Land and Water Conservation Fund

The 4th of July, of all our national holidays, should be a time time when we can come together as Americans to celebrate
This is a slap in the face to millions of American families who use the outdoors for recreation, and rely on it for their livelihood.
Just one day after returning from the November election, a congressional committee held a hearing to discuss transferring
That's why The Trust for Public Land is so proud to join REI's #OptOutside campaign to get people outdoors with loved ones
Colorado is taking a step in the right direction and, in Washington, D.C., Congress should follow that lead and provide the tools needed to protect many of the special places Americans will be visiting this summer.
Monday morning I woke up thinking that since my greatest desire is to inspire the American public with our national parks; the best way to do that might be to show the parks through the eyes of the family I've just learned is driving around the country in their RV exploring parks.
For the first time, TNC trustees from all 50 states and both political parties will visit Capitol Hill on Tuesday to tell their legislators that they need to fix this mistake as soon as possible.
Playgrounds, city parks, bike trails, municipal pools and a myriad of other facilities have been created or maintained through the LWCF. Thanks to this important funding stream, millions of Americans have access to the outdoors.
Eli is off to a great start spreading the word about the importance of protecting the great outdoors, but he has taken time to learn from some of his predecessors in the conservation field.
Parks offer Latinos a way to reconnect to something central to our culture and identity.
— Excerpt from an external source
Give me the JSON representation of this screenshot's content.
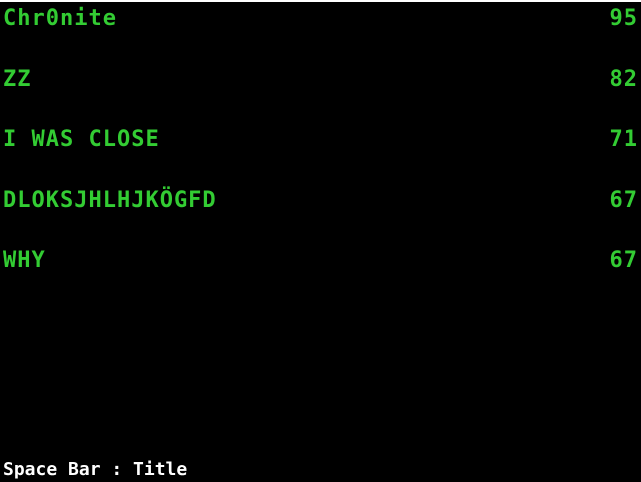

These green spaces are ideal for family gatherings and for facilitating community connections, not unlike the plazas in towns across Latin America. In this way, the nation's parks brings Latinos together.
The idea was to protect natural places for all Americans as a counterbalance to the depletion of natural resources. Now, unless Congress reauthorizes the fund, our public lands and waters are at risk of falling even further into disrepair.
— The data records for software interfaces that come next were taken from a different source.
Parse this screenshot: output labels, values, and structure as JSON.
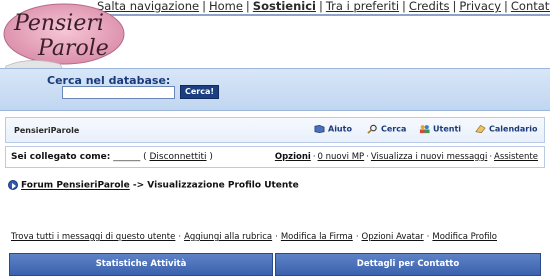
{
  "header": {
    "logo_line1": "Pensieri",
    "logo_line2": "Parole",
    "top_links": [
      {
        "label": "Salta navigazione",
        "bold": false
      },
      {
        "label": "Home",
        "bold": false
      },
      {
        "label": "Sostienici",
        "bold": true
      },
      {
        "label": "Tra i preferiti",
        "bold": false
      },
      {
        "label": "Credits",
        "bold": false
      },
      {
        "label": "Privacy",
        "bold": false
      },
      {
        "label": "Contattaci",
        "bold": false
      }
    ],
    "separator": "|"
  },
  "search": {
    "label": "Cerca nel database:",
    "value": "",
    "button_label": "Cerca!"
  },
  "navbar": {
    "site_name": "PensieriParole",
    "links": [
      {
        "label": "Aiuto",
        "icon": "help-icon"
      },
      {
        "label": "Cerca",
        "icon": "magnifier-icon"
      },
      {
        "label": "Utenti",
        "icon": "users-icon"
      },
      {
        "label": "Calendario",
        "icon": "calendar-icon"
      }
    ]
  },
  "userbar": {
    "logged_prefix": "Sei collegato come:",
    "username": "______",
    "logout_label": "Disconnettiti",
    "links": [
      {
        "label": "Opzioni",
        "bold": true
      },
      {
        "label": "0 nuovi MP",
        "bold": false
      },
      {
        "label": "Visualizza i nuovi messaggi",
        "bold": false
      },
      {
        "label": "Assistente",
        "bold": false
      }
    ]
  },
  "breadcrumb": {
    "forum_link": "Forum PensieriParole",
    "current": "-> Visualizzazione Profilo Utente"
  },
  "profile_links": [
    "Trova tutti i messaggi di questo utente",
    "Aggiungi alla rubrica",
    "Modifica la Firma",
    "Opzioni Avatar",
    "Modifica Profilo"
  ],
  "sections": {
    "left": "Statistiche Attività",
    "right": "Dettagli per Contatto"
  },
  "colors": {
    "accent": "#1c3f82",
    "band": "#c9dcf3",
    "section_header": "#4a6fbb"
  }
}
Last year, when Hispanic Access Foundation launched Latino Conservation Week we wanted to create a platform for organizations to showcase the involvement of Latinos in the outdoors and this community's concern for preserving our natural resources for future generations.
Call it an affinity, or a closeness--but whether it's the sawtooth ridges of the Grand Tetons or the cliff faces of Dinosaur National Monument, sooner or later something will grab you and refuse to let go.
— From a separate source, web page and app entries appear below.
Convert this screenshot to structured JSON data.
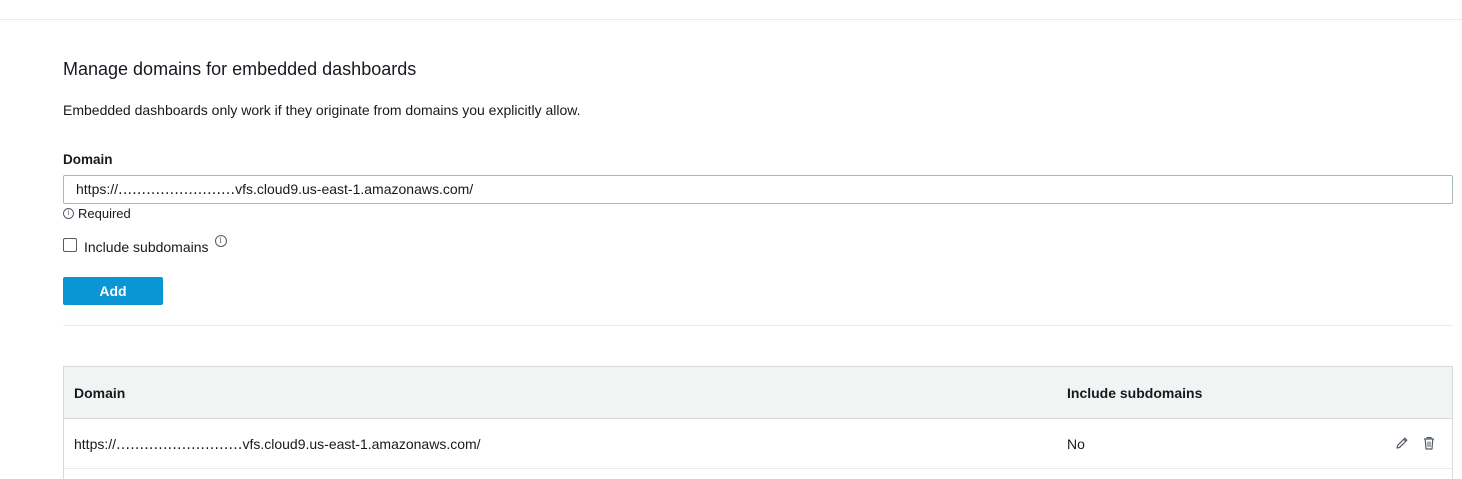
{
  "page": {
    "title": "Manage domains for embedded dashboards",
    "description": "Embedded dashboards only work if they originate from domains you explicitly allow."
  },
  "form": {
    "domain_label": "Domain",
    "domain_value": "https://․․․․․․․․․․․․․․․․․․․․․․․․․vfs.cloud9.us-east-1.amazonaws.com/",
    "required_text": "Required",
    "include_subdomains_label": "Include subdomains",
    "include_subdomains_checked": false,
    "add_button_label": "Add",
    "add_button_color": "#0a95d4"
  },
  "table": {
    "columns": [
      "Domain",
      "Include subdomains"
    ],
    "rows": [
      {
        "domain": "https://․․․․․․․․․․․․․․․․․․․․․․․․․․․vfs.cloud9.us-east-1.amazonaws.com/",
        "include_subdomains": "No",
        "actions": [
          "pencil-icon",
          "trash-icon"
        ]
      }
    ]
  }
}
For many, economic opportunities like employment or cost of living can have significant bearing on where we choose to live. But, the results of the new Colorado College State of the Rockies Project Conservation in the West Poll tell a different story.
Buried in today's budget is a plan to spend $900 million next year for a program which has been one of the most effective in the nation since it was created 50 years ago. It is the Land and Water Conservation Fund, often referred to inside the Beltway by its acronym -- LWCF.
Long ago, in a galaxy seemingly far, far away, the federal government once played an important role in funding local parks, including parks in cities. But in recent years, the feds have had a more modest role in building and restoring our parks, and even that role is now at risk.
Our children's health and welfare is our responsibility. As countries across the globe are celebrating Universal Children's Day and recommitting to improve the welfare of kids everywhere, I can't help but wonder if we're doing enough to protect our kids here at home.
Politicians, pundits and public officials are looking at Tuesday's election results, to parse exactly what messages the voters were sending. But one clear message was delivered: Americans cherish land and water and want to protect the special places they hold dear.